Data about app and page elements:
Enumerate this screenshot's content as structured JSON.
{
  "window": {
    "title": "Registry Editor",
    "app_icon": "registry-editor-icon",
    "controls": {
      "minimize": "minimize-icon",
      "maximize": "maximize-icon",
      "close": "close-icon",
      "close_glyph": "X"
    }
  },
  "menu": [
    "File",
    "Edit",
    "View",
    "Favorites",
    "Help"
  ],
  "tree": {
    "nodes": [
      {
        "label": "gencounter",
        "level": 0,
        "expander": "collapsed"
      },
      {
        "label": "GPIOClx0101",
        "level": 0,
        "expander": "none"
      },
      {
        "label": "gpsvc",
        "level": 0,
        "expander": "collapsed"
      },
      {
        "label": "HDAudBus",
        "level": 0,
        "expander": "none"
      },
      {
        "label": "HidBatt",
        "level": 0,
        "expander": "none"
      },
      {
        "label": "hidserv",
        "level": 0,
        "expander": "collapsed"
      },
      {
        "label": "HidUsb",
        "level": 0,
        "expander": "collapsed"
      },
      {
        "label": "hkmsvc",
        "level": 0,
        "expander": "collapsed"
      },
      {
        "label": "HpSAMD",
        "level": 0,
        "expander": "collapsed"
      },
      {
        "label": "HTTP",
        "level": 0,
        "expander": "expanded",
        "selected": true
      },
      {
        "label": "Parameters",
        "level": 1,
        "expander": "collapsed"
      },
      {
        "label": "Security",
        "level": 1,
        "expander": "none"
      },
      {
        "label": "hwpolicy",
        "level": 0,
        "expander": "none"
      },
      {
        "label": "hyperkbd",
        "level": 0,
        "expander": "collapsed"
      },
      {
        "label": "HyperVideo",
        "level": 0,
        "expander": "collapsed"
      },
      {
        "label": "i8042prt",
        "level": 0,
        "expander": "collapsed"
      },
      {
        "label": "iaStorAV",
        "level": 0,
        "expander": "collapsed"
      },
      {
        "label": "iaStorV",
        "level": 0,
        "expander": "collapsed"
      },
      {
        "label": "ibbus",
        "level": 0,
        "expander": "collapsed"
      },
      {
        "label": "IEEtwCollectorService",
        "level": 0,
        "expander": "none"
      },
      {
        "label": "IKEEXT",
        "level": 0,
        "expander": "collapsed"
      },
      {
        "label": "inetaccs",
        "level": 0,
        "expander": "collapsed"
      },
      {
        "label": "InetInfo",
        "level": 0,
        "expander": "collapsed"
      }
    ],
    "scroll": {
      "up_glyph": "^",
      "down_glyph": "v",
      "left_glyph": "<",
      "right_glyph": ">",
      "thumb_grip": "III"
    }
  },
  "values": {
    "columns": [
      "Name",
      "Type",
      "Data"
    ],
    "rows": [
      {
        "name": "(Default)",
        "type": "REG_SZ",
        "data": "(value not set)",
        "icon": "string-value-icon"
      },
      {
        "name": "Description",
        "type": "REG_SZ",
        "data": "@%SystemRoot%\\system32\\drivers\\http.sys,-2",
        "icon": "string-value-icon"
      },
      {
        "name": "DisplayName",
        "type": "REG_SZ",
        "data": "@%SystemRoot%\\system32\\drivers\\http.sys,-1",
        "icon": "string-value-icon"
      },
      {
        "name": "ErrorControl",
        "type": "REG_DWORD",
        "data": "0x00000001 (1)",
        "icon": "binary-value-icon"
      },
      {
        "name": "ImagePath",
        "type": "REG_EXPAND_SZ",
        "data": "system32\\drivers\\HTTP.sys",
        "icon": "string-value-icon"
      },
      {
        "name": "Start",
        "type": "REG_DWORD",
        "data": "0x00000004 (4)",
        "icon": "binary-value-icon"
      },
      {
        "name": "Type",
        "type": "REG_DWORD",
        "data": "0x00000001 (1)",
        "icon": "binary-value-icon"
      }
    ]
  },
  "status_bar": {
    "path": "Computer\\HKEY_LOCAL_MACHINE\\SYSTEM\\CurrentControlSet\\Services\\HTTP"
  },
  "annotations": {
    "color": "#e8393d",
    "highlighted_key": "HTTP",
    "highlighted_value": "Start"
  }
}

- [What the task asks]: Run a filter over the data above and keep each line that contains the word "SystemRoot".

- [Answer area]:
        "data": "@%SystemRoot%\\system32\\drivers\\http.sys,-2",
        "data": "@%SystemRoot%\\system32\\drivers\\http.sys,-1",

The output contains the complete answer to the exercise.